Posted on: 18th February 2024


An important stronghold in Scotland

Stirling Castle, in Scotland, sits on a hill, overlooking the whole of Stirling and the River Forth, with the peaks of the Highlands behind. Since medieval times it was an important stronghold for whoever was in power, and during renaissance times became a royal palace, where several Scottish kings and queens were crowned, and with famous residents, such as Mary Queen of Scots.

The Great Hall, with its impressive hammerbeam roof, was built under the reign of the Stewart king James IV (1488–1513). In 1800 the roof was removed and the Great Hall was turned into barracks as Stirling Castle was turned into a War Office. In the late 20th century Historic Scotland undertook a £22 million programme to restore Stirling Castle to its 15th and 16th century glory.


Recreating a structure from 500 years ago

The reconstruction was to be based on a detailed Victorian survey and 18th century drawings, and they knew the frame arrangement was almost identical to the Great Hall at Edinburgh Castle, which was contemporary to Stirling. Historic Scotland put out a tender process in 1994, with Carpenter Oak winning the tender for the restoration. 

The Carpenter Oak team were provided with those drawings, as well as the plan and the joint details. They made some suggestions for some of the jointing details such as ‘notching purlins’ which allows for variations in the timber. They found the roof design unusual because of how the purlins (of four types) interlock with the trusses, creating interesting and intricate joinery. In total the roof would be reconstructed with 57 trusses (43 intermediate trusses and 14 principal trusses) spanning the huge space and in February 1995 the 350 oak trees needed were felled in a Perthshire forest.

Before any work was carried out, some test joints were created by the Carpenter Oak team and sent to Strathclyde University to be tested by engineers. A survey of the Great Hall’s walls was also carried out, revealing that the west wall was bowing outward, in some places up to 30 cms, creating a long S curve. A reinforced concrete beam was poured to help the carpenters keep their reference lines level.
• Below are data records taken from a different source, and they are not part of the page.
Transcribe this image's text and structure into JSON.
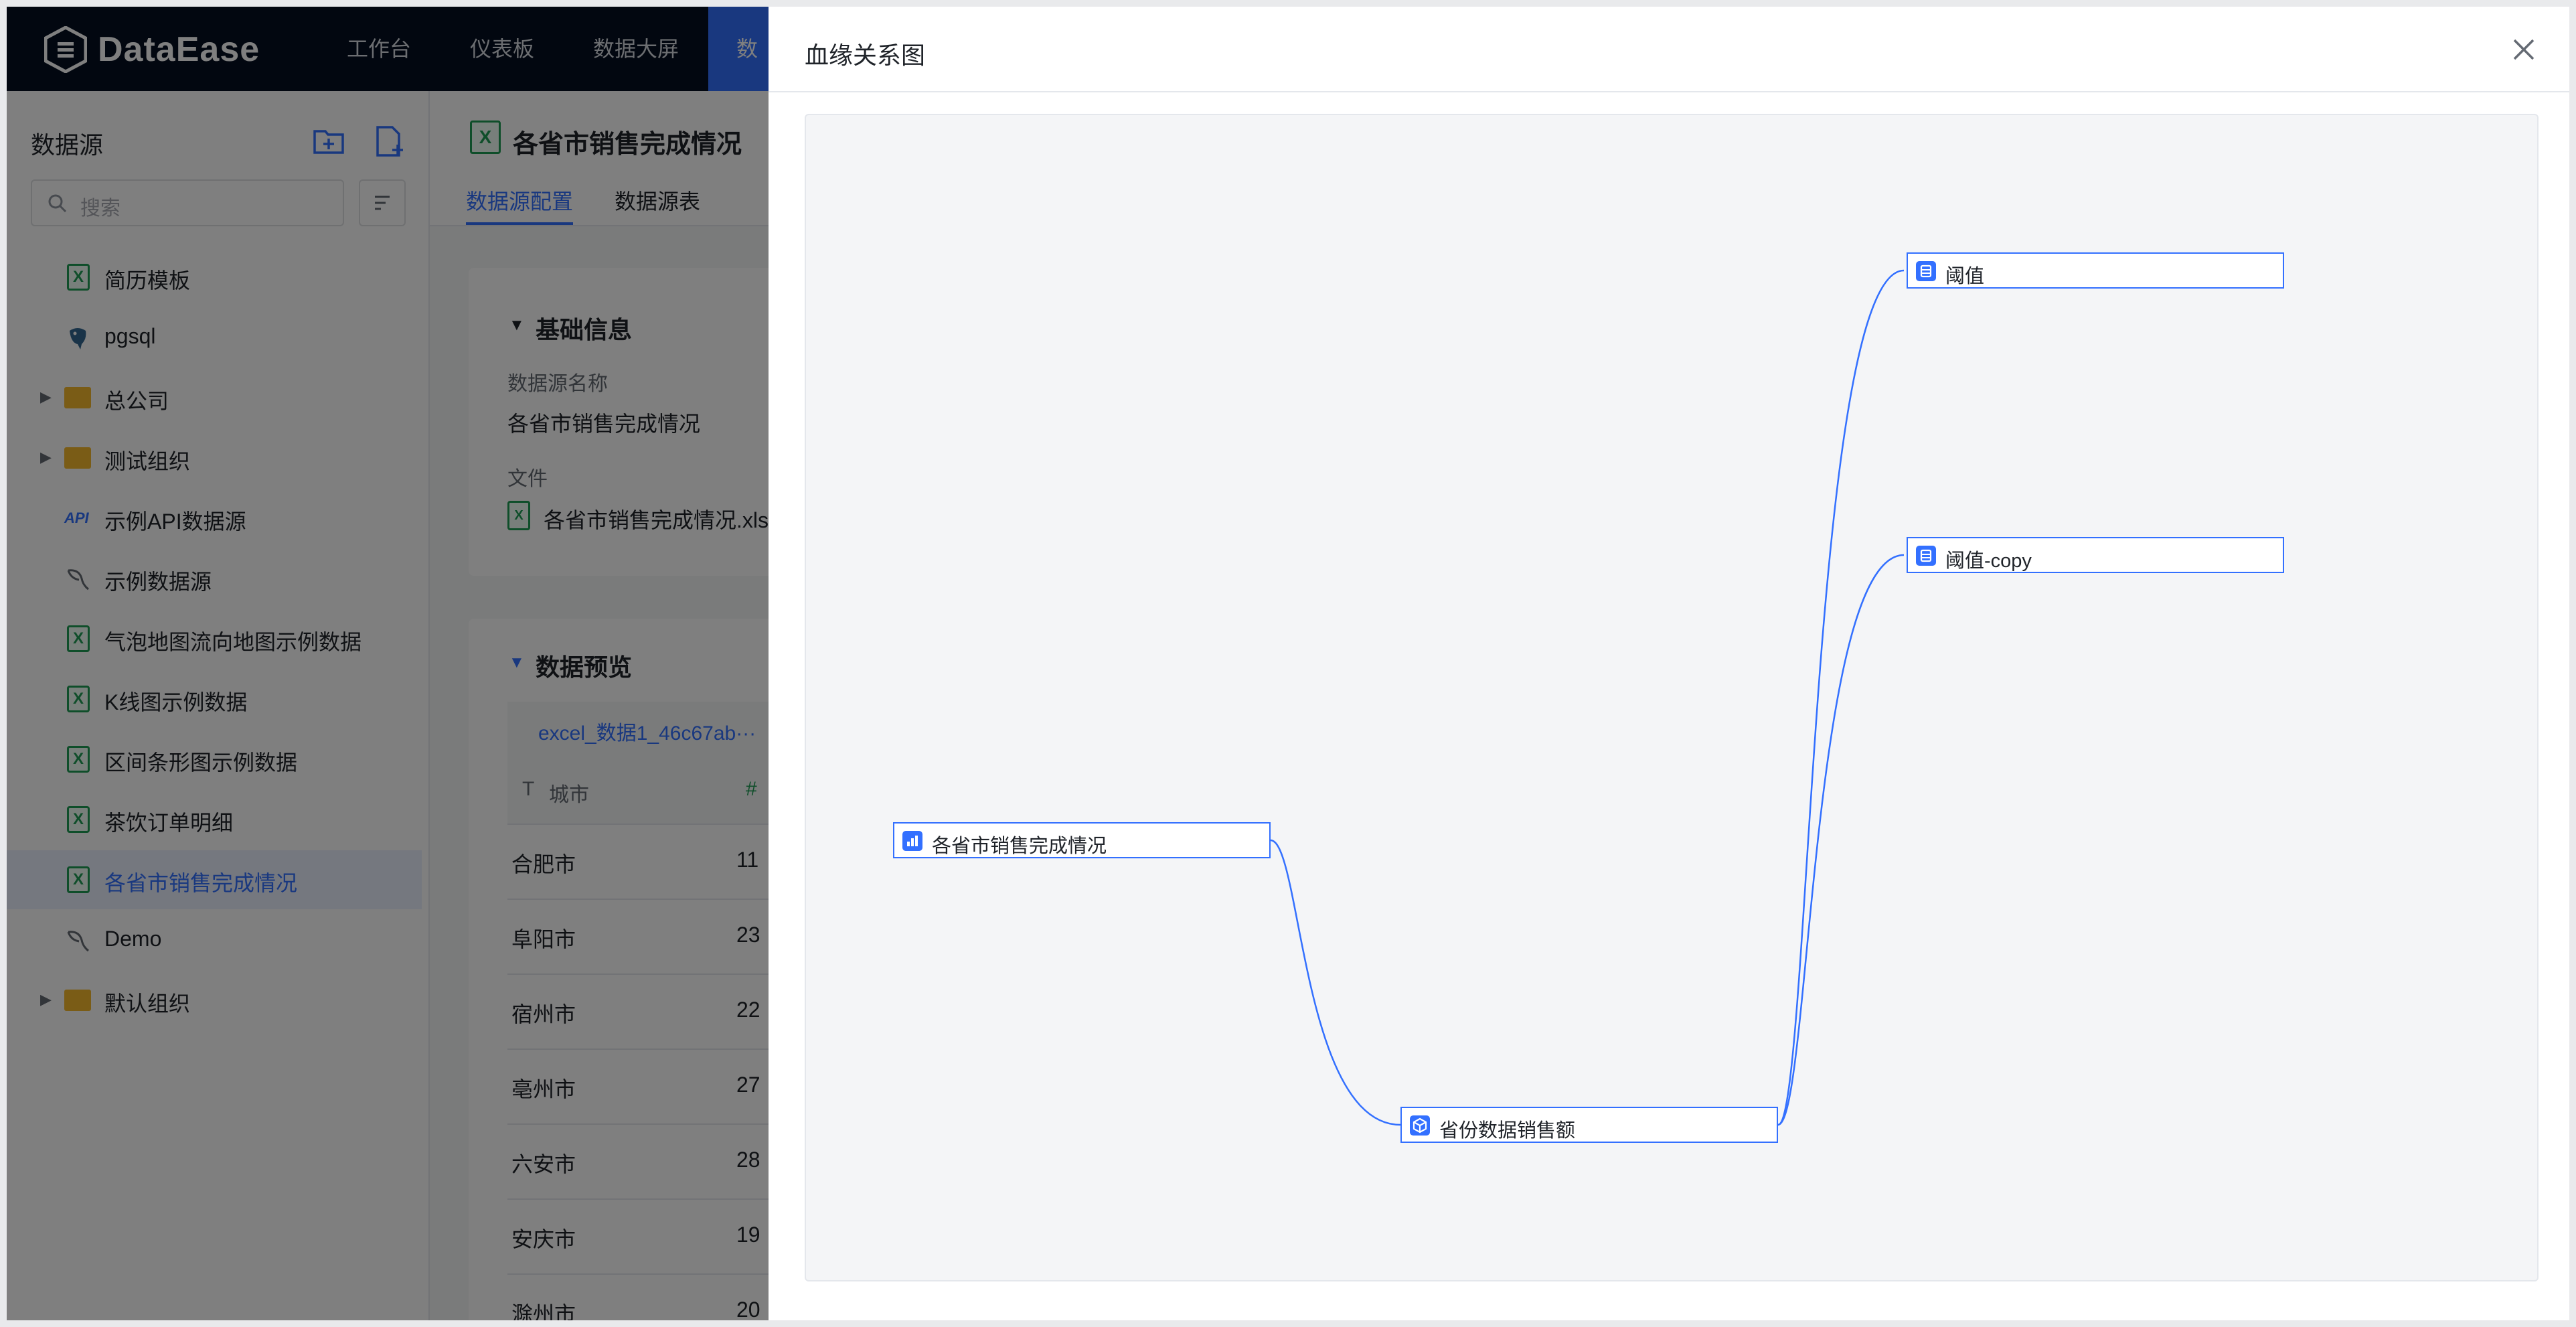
{
  "app": {
    "logo_text": "DataEase",
    "nav": [
      "工作台",
      "仪表板",
      "数据大屏",
      "数"
    ]
  },
  "sidebar": {
    "title": "数据源",
    "search_placeholder": "搜索",
    "items": [
      {
        "label": "简历模板",
        "icon": "excel-icon"
      },
      {
        "label": "pgsql",
        "icon": "postgres-icon"
      },
      {
        "label": "总公司",
        "icon": "folder-icon",
        "expandable": true
      },
      {
        "label": "测试组织",
        "icon": "folder-icon",
        "expandable": true
      },
      {
        "label": "示例API数据源",
        "icon": "api-icon"
      },
      {
        "label": "示例数据源",
        "icon": "mysql-icon"
      },
      {
        "label": "气泡地图流向地图示例数据",
        "icon": "excel-icon"
      },
      {
        "label": "K线图示例数据",
        "icon": "excel-icon"
      },
      {
        "label": "区间条形图示例数据",
        "icon": "excel-icon"
      },
      {
        "label": "茶饮订单明细",
        "icon": "excel-icon"
      },
      {
        "label": "各省市销售完成情况",
        "icon": "excel-icon",
        "selected": true
      },
      {
        "label": "Demo",
        "icon": "mysql-icon"
      },
      {
        "label": "默认组织",
        "icon": "folder-icon",
        "expandable": true
      }
    ]
  },
  "main": {
    "title": "各省市销售完成情况",
    "tabs": [
      "数据源配置",
      "数据源表"
    ],
    "basic": {
      "section_title": "基础信息",
      "name_label": "数据源名称",
      "name_value": "各省市销售完成情况",
      "file_label": "文件",
      "file_value": "各省市销售完成情况.xls"
    },
    "preview": {
      "section_title": "数据预览",
      "table_tab": "excel_数据1_46c67ab···",
      "col1": "城市",
      "col2_prefix": "#",
      "rows": [
        {
          "city": "合肥市",
          "val": "11"
        },
        {
          "city": "阜阳市",
          "val": "23"
        },
        {
          "city": "宿州市",
          "val": "22"
        },
        {
          "city": "亳州市",
          "val": "27"
        },
        {
          "city": "六安市",
          "val": "28"
        },
        {
          "city": "安庆市",
          "val": "19"
        },
        {
          "city": "滁州市",
          "val": "20"
        }
      ]
    }
  },
  "drawer": {
    "title": "血缘关系图",
    "nodes": [
      {
        "id": "ds",
        "label": "各省市销售完成情况",
        "kind": "datasource"
      },
      {
        "id": "dataset",
        "label": "省份数据销售额",
        "kind": "dataset"
      },
      {
        "id": "v1",
        "label": "阈值",
        "kind": "dashboard"
      },
      {
        "id": "v2",
        "label": "阈值-copy",
        "kind": "dashboard"
      }
    ],
    "edges": [
      [
        "ds",
        "dataset"
      ],
      [
        "dataset",
        "v1"
      ],
      [
        "dataset",
        "v2"
      ]
    ]
  },
  "colors": {
    "accent": "#3370ff",
    "nav_bg": "#050e21",
    "excel_green": "#1f9d55",
    "folder_yellow": "#f5b92d"
  }
}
The fabrication and installation of 57 huge trusses 

The team spent five months handcrafting the frame at a yard we then had in Chippenham, dividing the work into manageable parts. The trusses on the east side were easier and uniform to fabricate, whilst the trusses on the west side would be adjusted as needed in line with the west wall’s curves. The trusses would not be fully assembled until the team got to Stirling. 
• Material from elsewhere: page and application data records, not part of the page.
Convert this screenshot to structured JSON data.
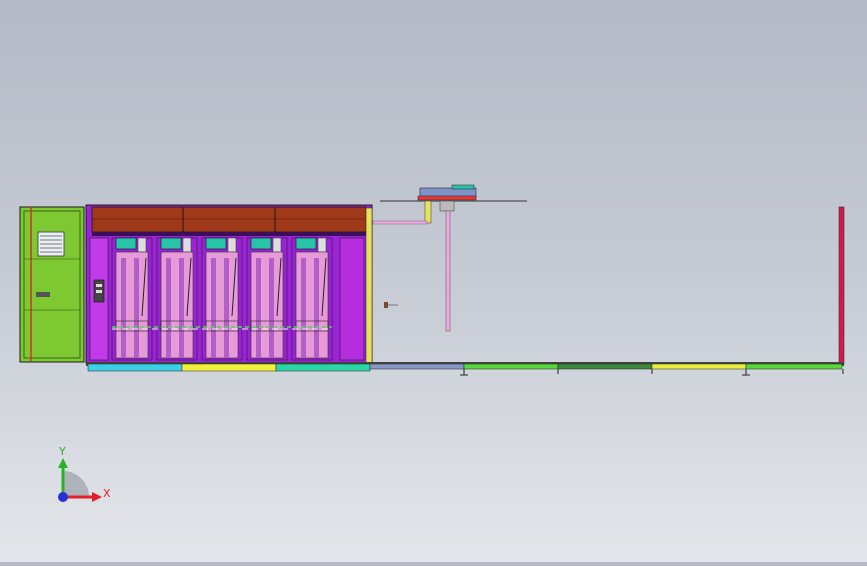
{
  "viewport": {
    "background_top": "#b4bac6",
    "background_bottom": "#e4e6ea"
  },
  "triad": {
    "x_label": "X",
    "y_label": "Y",
    "x_color": "#e0202a",
    "y_color": "#2ab12a",
    "origin_color": "#2231d8"
  },
  "model": {
    "colors": {
      "door_green": "#7ec832",
      "cabinet_purple": "#9b22d8",
      "panel_violet": "#c23bea",
      "header_brown": "#a0381a",
      "module_pink": "#e79ad8",
      "screen_teal": "#26c5a8",
      "accent_yellow": "#e8e25a",
      "rail_red": "#d21a4e",
      "pipe_pink": "#f2a6e0",
      "segment_cyan": "#3cd0e8",
      "segment_yellow": "#f2f23c",
      "segment_teal": "#28d6a8",
      "segment_slate": "#8896c8",
      "segment_green": "#56d83a",
      "segment_darkgreen": "#3a8a3a",
      "segment_lime": "#e6f03c"
    }
  }
}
In May 1997 the timber was ready to be transported to Scotland – five truckloads of it went to Stirling town hall where they were all sandblasted and pressure washed. To get the timbers to the castle, a specific truck was used to navigate the narrowness of the castle, then once arrived had to be sorted in order of how they needed to be raised for placement.

To get the timbers up to the roof required a specific process which the Carpenter Oak team had to figure out as well. Each load was winched up to a 12m high platform scaffold, then through a doorway into the Hall and hoisted up to the working deck before finally being trolleyed to whichever side was being constructed. The Carpenter Oak team split themselves in two with one at a lower level putting in hammer beams, just ahead of the other team assembling the upper trusses.
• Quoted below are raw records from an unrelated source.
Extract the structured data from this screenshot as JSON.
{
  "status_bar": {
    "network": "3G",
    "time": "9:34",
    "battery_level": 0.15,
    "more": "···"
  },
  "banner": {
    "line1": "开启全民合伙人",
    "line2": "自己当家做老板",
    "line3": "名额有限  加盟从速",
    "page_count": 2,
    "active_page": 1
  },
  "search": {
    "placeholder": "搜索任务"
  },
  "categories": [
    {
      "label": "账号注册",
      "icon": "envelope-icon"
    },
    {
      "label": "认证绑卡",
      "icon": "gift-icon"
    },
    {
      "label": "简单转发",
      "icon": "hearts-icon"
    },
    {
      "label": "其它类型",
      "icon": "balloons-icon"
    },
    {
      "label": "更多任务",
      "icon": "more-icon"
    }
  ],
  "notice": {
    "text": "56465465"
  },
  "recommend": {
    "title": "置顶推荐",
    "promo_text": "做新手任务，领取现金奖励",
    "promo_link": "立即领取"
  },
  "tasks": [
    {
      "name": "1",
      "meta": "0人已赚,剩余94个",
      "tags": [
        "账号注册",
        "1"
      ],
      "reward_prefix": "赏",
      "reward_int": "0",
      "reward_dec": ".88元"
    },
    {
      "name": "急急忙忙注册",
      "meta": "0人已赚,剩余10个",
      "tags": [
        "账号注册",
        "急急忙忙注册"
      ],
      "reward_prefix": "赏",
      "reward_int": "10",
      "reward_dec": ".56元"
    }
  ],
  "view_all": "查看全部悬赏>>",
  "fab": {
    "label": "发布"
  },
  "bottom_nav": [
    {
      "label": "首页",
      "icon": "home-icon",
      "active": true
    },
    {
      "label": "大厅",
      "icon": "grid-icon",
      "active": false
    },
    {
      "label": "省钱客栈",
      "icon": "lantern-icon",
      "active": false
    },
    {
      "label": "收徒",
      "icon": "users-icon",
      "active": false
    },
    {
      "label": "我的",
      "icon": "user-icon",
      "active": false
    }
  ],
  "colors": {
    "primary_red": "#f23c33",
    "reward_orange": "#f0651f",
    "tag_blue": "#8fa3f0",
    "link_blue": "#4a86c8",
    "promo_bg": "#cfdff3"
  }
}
Completing an incredible project and setting up a yard in Scotland

After 10 weeks the Carpenter Oak team had completed the job on schedule. They’d handcrafted and erected in total 1328 pieces to restore the roof of the Great Hall to its magnificent 500-year old self. It was an incredibly complex project to work on, due to the sheer scale, the complicated installation and the pressure on the team to get this important restoration work right.

The project led to greater exposure of large section structural timber framing in Scotland, and it is fair to say the success of the Scottish yard of Carpenter Oak (which will be celebrating 25 years in 2024) stems from this incredible project. Since then there has been a team at our site next to the Loch of Lintrathen, building and installing frames across Scotland and the north of England. The team in Scotland have been a part of some incredible projects such as Loch Lomond National Park HQ, the Robert Burns Birthplace Museum (pictured below – left), loch-side houses Frisealach and Taigh Na Coille, the ambitious Highland Estate Boathouse (pictured below – middle) and stunning extensions Renton Hall (pictured below – right) and Old Schoolhouse.


If you’re planning a structural timber framed building in Scotland and would like to speak to one of our team based there, please get in touch with us. We’re also here to discuss projects you may be planning in any other part of the U.K.